Intriguingly some of these arguments also to parallel discussions of the anthropic principle, although the fundamental requirements for complex life on a planet are much harder to pin down than, for example, the requirement for large, resonant, nuclear cross-sections in order to produce carbon in the universe. One suspects that there may not be anything quite as cut or dry as that in determining whether 'simple' life transitions to 'complex' life, especially when evidence here on Earth points towards microbial life having made multiple experiments with multi-cellular organization - in an on again, off again fashion.
It is also a question that bumps up against philosophical/statistical concepts of a priori and a posteriori statements. A genuine a priori statement is one that is without question (all sheep are born), while an a posteriori statement relies on interpretation of observation (most sheep have four legs). The hypothesis that the Earth is indeed unusually suited for complex life is both a bit of a priori (we are here, therefore Earth is suitable for complex life) and bit of a posteriori (the Earth is the only example of a planet suitable for complex life, and therefore may be unusual). The alternative hypothesis, that Earth is not unusually suited to complex life, suffers from the same problem, all of which boils down to having a sample size of one. Even if a Rare Earth type argument could point to a smoking gun - something utterly, undeniably critical for complex life that was also utterly, undeniably going to be unusual, it would always be questionable because of the sample size of one.
It would be wonderful to be able to answer this question with experiment. Imagine we could build hundreds of copies of the Earth, but alter something in each case. In dramatic fashion we might demand that the collisional formation of the Moon never occurred, or that terrestrial volcanism shut down after a mere billion years or so. Among the (slightly) more subtle variants we might add or remove one or two mass extinction events during the planet's history, or tweak ocean acidity during the pre-Cambrian by a pH or so, or even just remove a single seemingly unimportant species. We might find that complex multi-cellular life is acutely sensitive to us changing anything, but we might also find that convergent evolution is more than just for biochemical structures, and that complex life literally fights tooth and claw for existence once the wheels are set in motion. Obviously the universe may have performed this experiment for us already, the challenge is to find and examine those other worlds, and that is going to take us a long time at this point.

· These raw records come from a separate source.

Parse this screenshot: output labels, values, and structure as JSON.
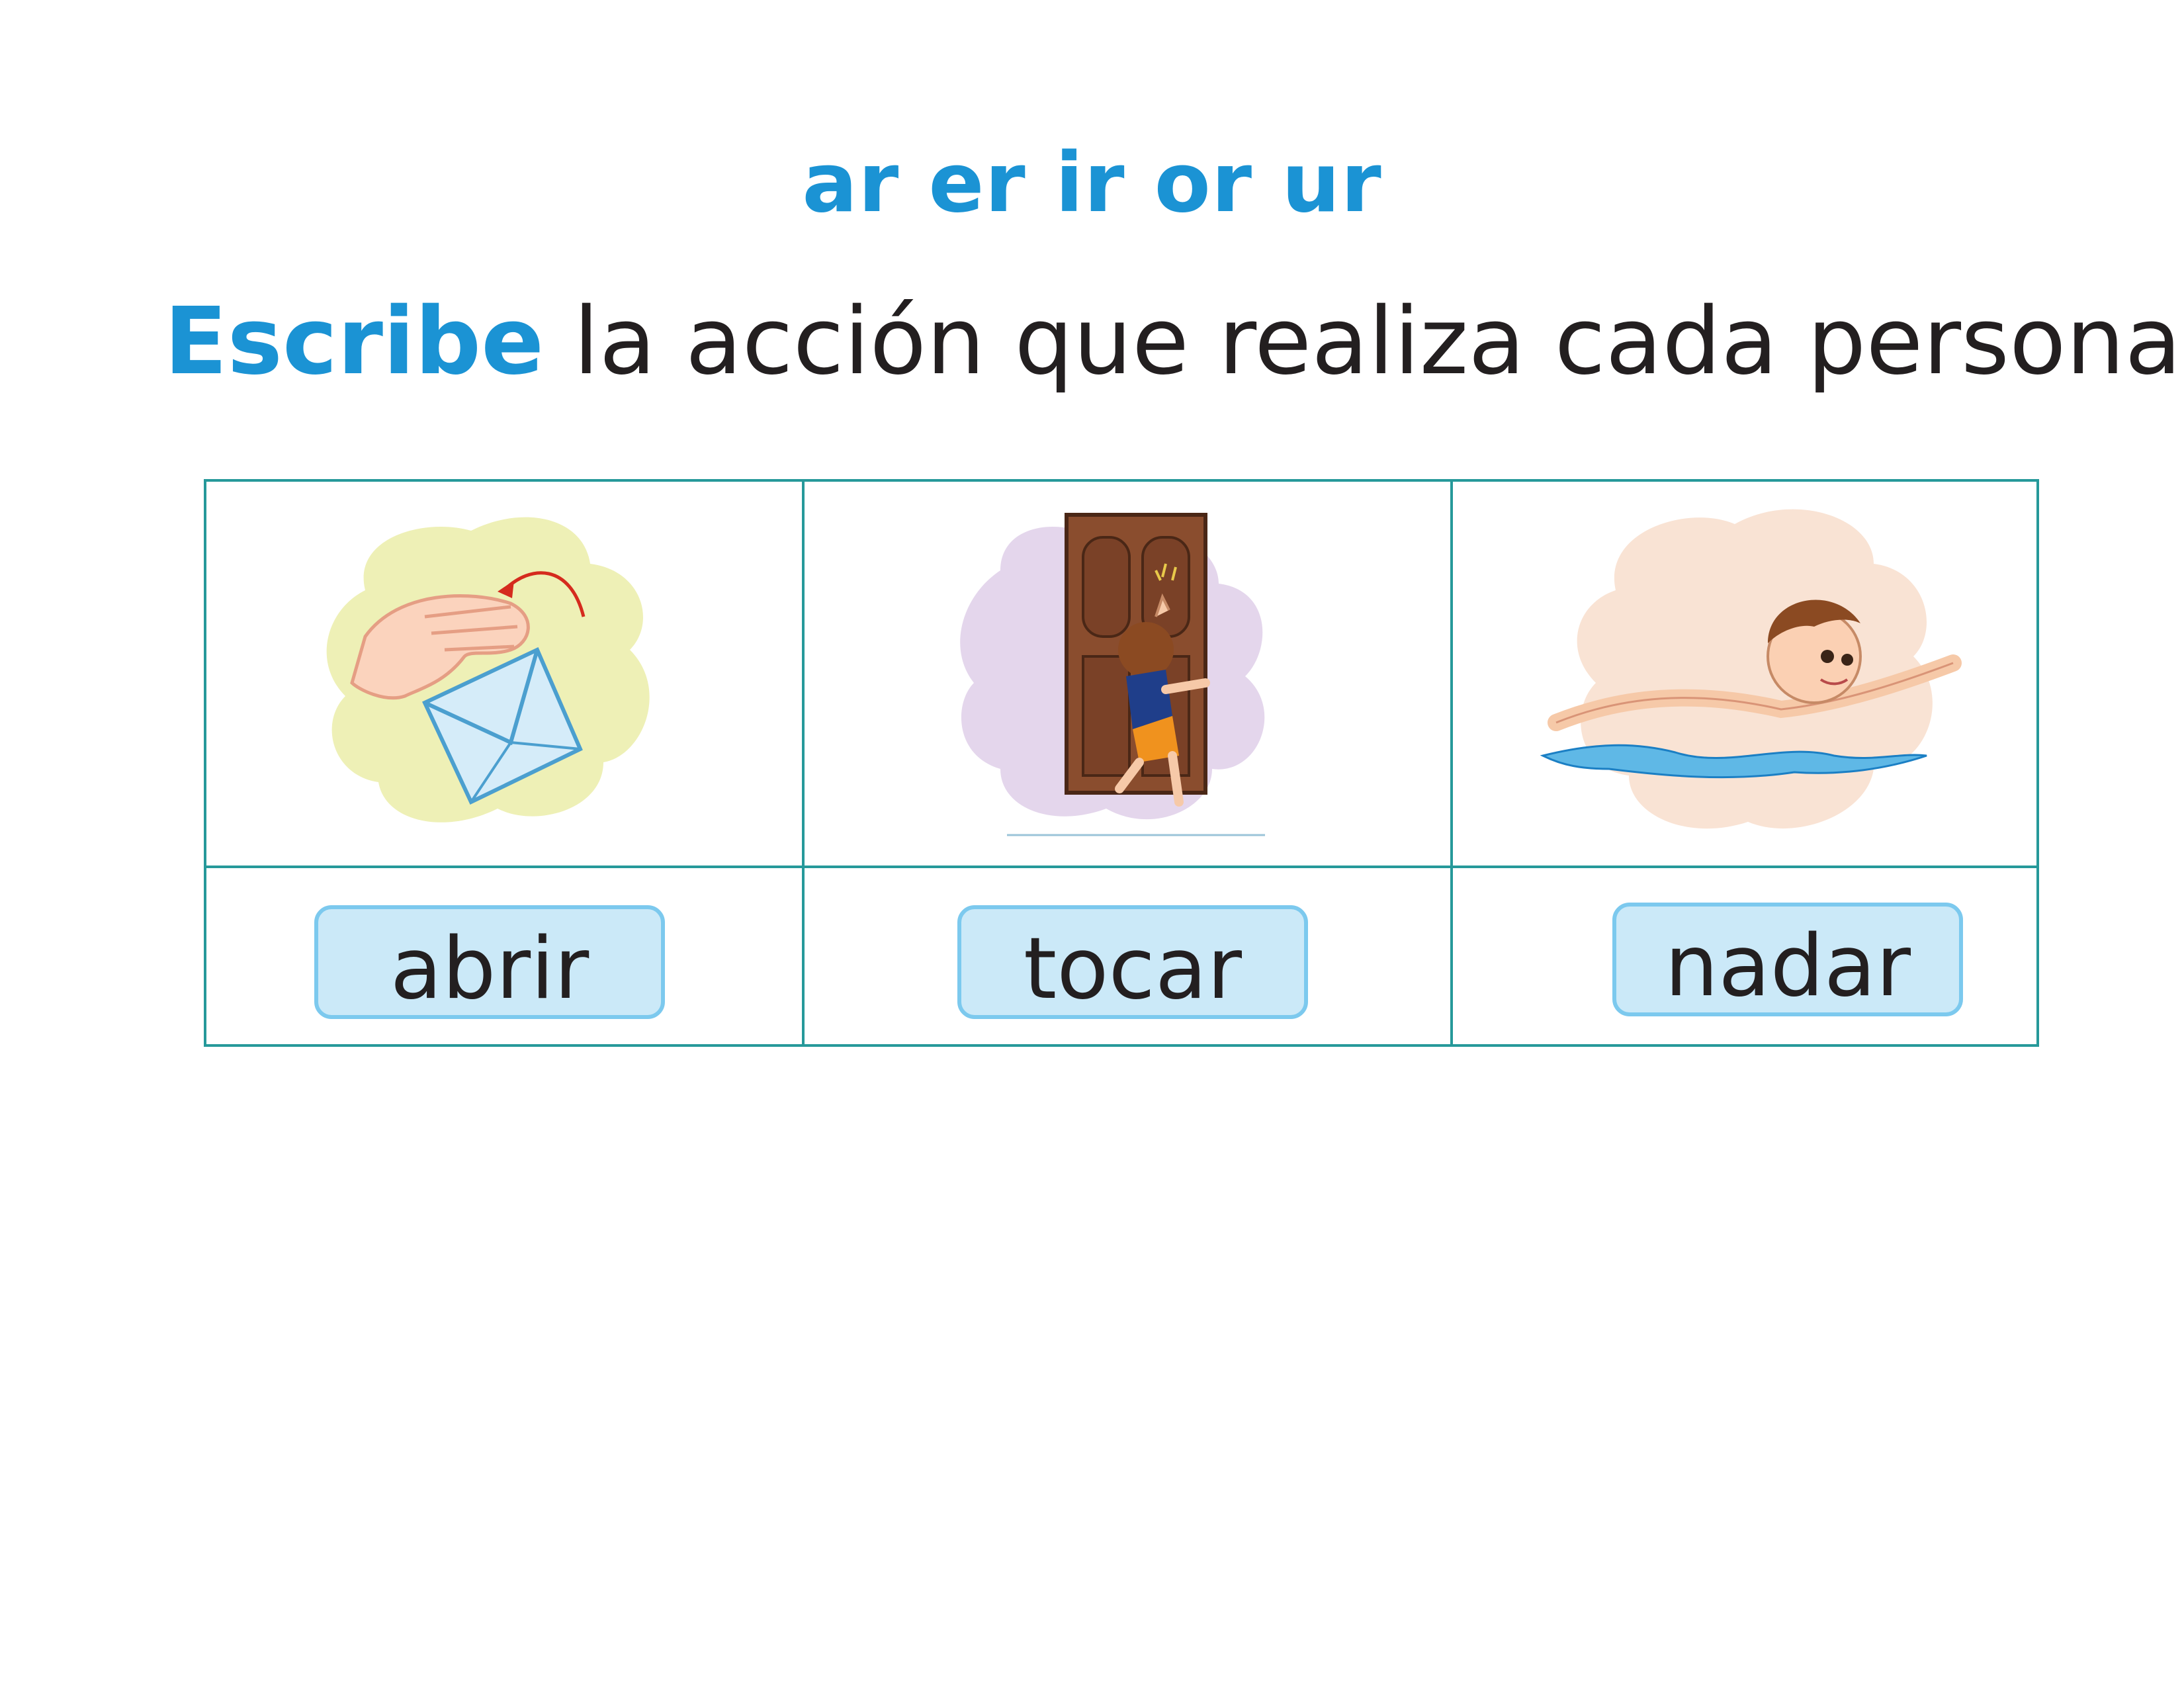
{
  "header": {
    "title": "ar er ir or ur",
    "instruction_verb": "Escribe",
    "instruction_rest": " la acción que realiza cada persona."
  },
  "colors": {
    "accent": "#1b93d4",
    "grid": "#26999a",
    "answer_fill": "#cbe9f8",
    "answer_border": "#7cc9ee"
  },
  "items": [
    {
      "picture": "hand-opening-envelope",
      "answer": "abrir"
    },
    {
      "picture": "boy-knocking-door",
      "answer": "tocar"
    },
    {
      "picture": "boy-swimming",
      "answer": "nadar"
    }
  ]
}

So, the answer to question 7? Go canvas the universe - and that's what most astrobiologists are aiming for.